Mr. Deputy-Speaker

The hon. Member may be keen to have it recalled, but the new Clause is not selected.

Mr. Winterbottom

May I call your attention, Mr. Deputy-Speaker, to the new Clause which deals with Sunday slaughtering? Having in mind the importance of the Clause and the fact that under Sunday slaughtering there are many malpractices and, in some cases, things that can only be described as jiggery pokery in the trade, may I ask whether the Clause cannot be discussed?

Mr. Deputy-Speaker

To which new Clause is the hon. Member referring?

Mr. Winterbottom

The last one, entitled "Prohibition of slaughtering on Sundays."

Mr. Deputy-Speaker

It is not selected.

Mr. Winterbottom

Further to that point of order. I shall be very glad, Mr. Deputy-Speaker, if it is possible for you to let us have the reasons why the Clause has not been selected, in view of its importance.

Mr. Deputy-Speaker
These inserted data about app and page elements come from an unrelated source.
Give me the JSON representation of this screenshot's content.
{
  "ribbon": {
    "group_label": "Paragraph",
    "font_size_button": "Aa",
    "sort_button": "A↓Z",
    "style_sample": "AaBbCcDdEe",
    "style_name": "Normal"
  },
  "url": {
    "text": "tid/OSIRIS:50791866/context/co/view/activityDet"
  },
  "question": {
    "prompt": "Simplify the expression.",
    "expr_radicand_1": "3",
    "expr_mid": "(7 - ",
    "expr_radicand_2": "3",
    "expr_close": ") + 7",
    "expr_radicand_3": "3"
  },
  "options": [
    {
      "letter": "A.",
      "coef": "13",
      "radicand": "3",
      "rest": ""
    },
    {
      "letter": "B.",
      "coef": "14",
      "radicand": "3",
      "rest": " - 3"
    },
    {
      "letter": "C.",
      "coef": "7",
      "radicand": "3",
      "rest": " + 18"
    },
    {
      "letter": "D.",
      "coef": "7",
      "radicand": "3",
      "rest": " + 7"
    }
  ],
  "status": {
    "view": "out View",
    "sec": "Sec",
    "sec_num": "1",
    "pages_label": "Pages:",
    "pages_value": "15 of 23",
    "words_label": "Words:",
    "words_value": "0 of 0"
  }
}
If the hon. Member comes to see me privately I will tell him, but I cannot tell him now.